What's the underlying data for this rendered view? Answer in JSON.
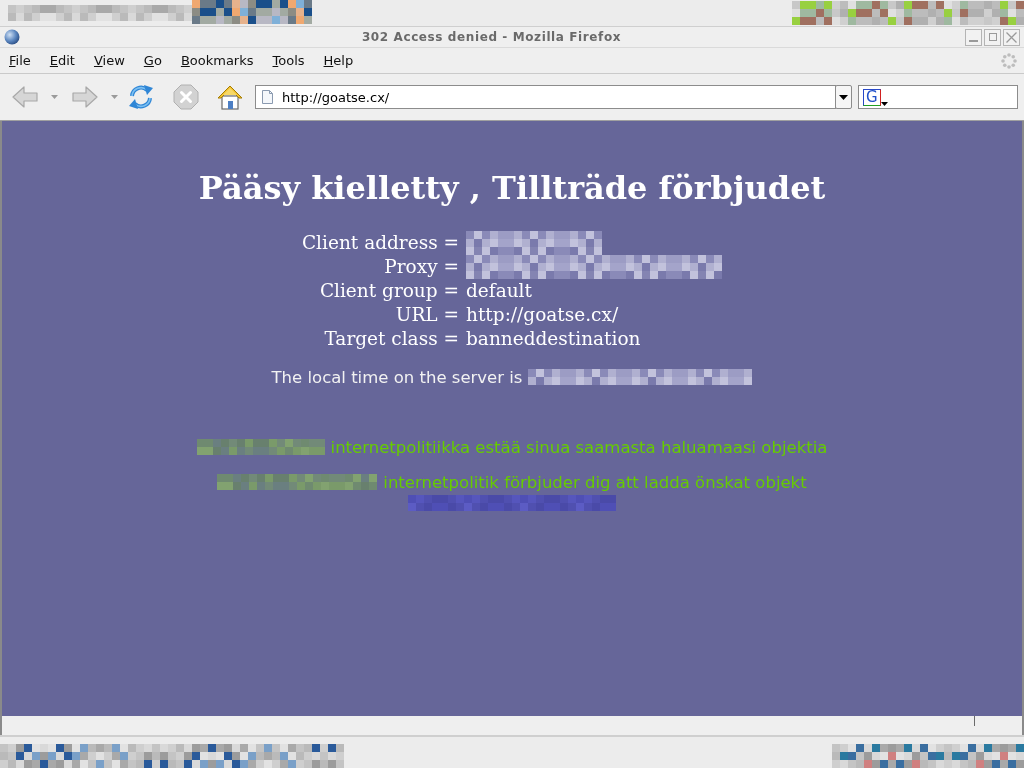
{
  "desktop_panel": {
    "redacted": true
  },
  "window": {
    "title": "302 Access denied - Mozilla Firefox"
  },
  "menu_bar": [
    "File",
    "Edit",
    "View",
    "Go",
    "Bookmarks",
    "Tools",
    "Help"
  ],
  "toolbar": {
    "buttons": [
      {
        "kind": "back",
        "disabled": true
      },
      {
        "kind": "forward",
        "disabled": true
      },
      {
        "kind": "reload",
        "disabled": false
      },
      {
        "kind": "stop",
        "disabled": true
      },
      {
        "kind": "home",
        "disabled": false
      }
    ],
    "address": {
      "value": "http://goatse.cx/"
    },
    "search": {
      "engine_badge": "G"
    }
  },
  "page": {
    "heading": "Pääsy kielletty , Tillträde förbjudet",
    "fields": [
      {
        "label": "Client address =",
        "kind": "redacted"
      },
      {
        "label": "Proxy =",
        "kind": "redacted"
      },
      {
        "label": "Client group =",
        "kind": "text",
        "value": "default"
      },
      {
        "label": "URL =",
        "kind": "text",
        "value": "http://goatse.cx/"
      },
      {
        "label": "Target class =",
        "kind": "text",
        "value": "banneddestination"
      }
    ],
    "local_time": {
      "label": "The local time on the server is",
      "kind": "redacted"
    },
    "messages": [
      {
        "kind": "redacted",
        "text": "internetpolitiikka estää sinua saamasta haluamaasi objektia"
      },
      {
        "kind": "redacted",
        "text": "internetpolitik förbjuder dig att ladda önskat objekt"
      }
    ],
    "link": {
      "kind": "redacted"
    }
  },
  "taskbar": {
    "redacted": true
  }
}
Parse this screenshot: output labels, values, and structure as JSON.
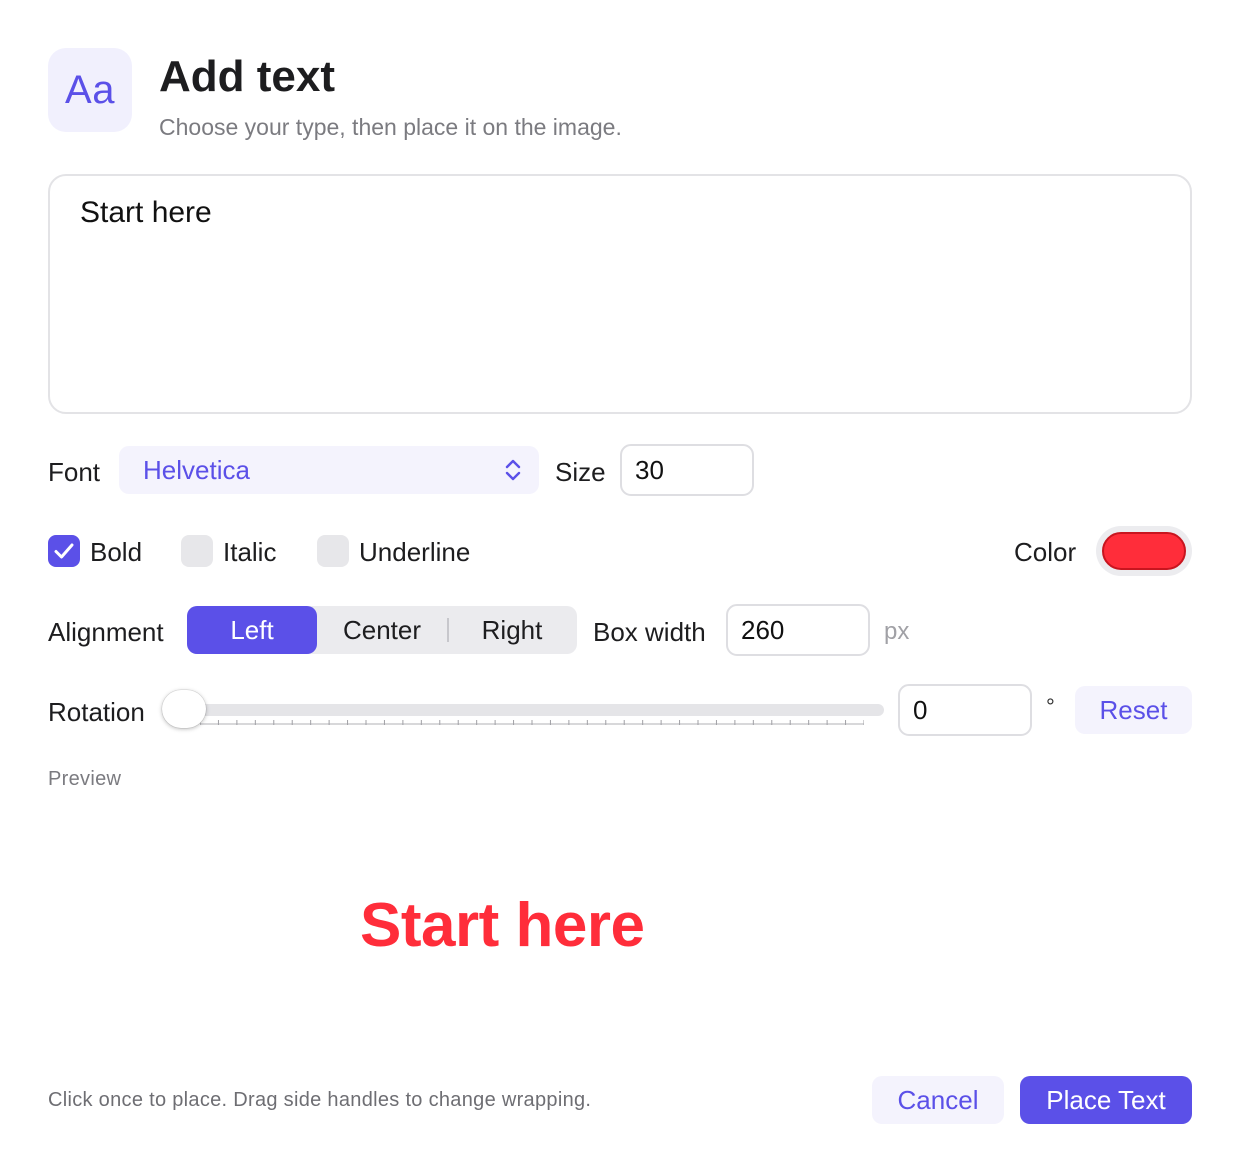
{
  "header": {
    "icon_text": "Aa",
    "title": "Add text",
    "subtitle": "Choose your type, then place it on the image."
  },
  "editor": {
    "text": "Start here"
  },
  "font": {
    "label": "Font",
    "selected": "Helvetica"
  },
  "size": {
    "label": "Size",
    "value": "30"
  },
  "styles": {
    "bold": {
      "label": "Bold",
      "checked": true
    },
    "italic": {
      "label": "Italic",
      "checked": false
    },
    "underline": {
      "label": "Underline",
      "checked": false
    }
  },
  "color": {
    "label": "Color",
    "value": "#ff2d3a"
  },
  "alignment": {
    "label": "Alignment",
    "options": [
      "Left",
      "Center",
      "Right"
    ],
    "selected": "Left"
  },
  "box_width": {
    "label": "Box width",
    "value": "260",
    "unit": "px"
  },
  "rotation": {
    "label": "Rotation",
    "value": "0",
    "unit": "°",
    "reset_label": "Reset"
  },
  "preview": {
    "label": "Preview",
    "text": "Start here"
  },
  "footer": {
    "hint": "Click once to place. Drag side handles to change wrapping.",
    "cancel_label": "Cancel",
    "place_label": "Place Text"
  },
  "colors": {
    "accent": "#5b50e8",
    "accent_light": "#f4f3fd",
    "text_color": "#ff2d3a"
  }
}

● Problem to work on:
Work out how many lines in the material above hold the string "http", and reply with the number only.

● Reply to the task:
2